> [Your objective]
Scan the records for the string "title" and state how many lines contain it, using the number alone.

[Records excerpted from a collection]
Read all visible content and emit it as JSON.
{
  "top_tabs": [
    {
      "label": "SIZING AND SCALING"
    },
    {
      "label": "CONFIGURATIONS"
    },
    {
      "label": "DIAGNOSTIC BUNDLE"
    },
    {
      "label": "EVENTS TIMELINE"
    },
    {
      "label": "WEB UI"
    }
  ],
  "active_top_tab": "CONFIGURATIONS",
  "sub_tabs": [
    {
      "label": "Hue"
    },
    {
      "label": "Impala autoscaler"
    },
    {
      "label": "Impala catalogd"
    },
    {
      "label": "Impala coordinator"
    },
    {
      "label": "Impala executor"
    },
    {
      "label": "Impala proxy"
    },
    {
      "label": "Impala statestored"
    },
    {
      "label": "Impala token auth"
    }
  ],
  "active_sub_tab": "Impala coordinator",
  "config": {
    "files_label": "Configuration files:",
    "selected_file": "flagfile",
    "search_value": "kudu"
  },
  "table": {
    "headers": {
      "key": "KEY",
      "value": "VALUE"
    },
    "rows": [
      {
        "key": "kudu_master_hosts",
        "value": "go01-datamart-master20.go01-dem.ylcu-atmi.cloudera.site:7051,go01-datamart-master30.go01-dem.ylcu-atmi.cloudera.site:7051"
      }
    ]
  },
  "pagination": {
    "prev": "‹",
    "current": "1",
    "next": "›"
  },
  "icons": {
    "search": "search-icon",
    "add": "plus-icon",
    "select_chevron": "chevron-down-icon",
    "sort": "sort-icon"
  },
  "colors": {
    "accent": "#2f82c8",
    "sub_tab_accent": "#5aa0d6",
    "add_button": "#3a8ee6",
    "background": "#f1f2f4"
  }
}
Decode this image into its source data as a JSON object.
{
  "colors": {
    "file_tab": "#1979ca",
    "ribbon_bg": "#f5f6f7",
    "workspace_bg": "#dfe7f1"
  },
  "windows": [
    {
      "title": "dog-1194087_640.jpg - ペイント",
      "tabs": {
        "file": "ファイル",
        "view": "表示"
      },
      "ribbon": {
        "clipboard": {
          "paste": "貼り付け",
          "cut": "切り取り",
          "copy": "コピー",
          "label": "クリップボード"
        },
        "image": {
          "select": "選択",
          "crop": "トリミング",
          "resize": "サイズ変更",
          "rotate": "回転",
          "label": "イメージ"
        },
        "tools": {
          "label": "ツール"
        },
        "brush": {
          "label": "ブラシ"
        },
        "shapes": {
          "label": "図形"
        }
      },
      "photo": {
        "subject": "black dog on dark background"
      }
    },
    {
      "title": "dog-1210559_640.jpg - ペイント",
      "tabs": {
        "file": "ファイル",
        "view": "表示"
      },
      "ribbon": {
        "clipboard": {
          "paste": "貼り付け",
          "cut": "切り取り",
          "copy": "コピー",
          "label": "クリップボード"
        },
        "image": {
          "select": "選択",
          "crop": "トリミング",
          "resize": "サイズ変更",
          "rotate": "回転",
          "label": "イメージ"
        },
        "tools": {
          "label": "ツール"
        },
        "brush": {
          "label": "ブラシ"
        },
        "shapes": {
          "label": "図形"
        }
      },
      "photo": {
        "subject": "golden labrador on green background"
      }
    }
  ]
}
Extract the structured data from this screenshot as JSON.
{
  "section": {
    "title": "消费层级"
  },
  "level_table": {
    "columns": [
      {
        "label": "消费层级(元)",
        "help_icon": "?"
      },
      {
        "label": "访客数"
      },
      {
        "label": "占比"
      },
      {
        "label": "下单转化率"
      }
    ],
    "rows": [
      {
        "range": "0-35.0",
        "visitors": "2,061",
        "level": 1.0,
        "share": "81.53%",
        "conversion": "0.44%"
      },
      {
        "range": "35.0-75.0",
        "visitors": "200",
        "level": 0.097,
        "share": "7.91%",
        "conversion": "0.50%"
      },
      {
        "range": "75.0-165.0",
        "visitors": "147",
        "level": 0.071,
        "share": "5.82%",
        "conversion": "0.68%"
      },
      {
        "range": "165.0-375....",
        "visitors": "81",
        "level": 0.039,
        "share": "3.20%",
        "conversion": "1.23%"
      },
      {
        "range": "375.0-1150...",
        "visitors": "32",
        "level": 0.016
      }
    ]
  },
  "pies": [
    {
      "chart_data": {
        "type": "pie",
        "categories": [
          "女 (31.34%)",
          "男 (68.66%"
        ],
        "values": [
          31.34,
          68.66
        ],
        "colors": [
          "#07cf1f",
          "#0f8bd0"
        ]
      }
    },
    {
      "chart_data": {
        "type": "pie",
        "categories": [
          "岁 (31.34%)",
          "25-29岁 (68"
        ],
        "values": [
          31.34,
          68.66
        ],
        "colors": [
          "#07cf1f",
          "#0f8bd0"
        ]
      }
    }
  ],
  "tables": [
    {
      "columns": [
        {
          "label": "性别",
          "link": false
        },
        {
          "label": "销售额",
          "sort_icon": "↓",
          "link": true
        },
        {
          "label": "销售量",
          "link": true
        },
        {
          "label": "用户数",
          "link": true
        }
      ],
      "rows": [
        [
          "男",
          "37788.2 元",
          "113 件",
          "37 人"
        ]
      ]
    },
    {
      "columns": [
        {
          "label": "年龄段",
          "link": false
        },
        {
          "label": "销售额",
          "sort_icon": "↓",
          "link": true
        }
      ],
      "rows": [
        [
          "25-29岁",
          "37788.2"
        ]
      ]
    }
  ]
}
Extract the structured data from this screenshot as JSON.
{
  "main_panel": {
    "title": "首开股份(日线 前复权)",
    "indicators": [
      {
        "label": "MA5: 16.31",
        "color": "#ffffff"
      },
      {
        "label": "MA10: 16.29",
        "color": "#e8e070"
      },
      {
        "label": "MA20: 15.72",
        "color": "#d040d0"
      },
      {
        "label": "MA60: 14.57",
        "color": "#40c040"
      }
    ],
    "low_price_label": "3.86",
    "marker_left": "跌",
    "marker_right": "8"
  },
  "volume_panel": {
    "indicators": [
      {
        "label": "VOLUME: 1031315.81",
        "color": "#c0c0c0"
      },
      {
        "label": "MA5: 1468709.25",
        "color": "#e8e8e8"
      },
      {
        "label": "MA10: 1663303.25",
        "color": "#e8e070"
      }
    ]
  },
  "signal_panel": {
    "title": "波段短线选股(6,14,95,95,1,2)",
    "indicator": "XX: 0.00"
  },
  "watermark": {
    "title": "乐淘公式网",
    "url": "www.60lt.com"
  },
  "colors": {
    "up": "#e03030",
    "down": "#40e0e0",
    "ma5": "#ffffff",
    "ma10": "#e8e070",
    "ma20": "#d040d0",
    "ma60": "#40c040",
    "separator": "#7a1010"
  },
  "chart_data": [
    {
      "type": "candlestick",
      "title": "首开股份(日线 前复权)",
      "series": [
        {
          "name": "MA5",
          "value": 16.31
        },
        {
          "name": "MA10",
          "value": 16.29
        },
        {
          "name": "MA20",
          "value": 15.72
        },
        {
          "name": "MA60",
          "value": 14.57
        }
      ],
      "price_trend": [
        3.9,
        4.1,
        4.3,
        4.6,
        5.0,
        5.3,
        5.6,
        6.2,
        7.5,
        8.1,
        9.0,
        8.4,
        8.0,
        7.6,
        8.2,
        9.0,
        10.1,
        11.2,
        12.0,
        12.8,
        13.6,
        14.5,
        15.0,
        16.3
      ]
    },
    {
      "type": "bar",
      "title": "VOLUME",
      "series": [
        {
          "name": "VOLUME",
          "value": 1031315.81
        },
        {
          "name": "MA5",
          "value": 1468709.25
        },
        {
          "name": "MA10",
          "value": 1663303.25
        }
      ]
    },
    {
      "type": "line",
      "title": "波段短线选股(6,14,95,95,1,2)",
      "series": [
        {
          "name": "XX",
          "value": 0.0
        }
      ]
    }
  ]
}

> [Solution to the problem]
9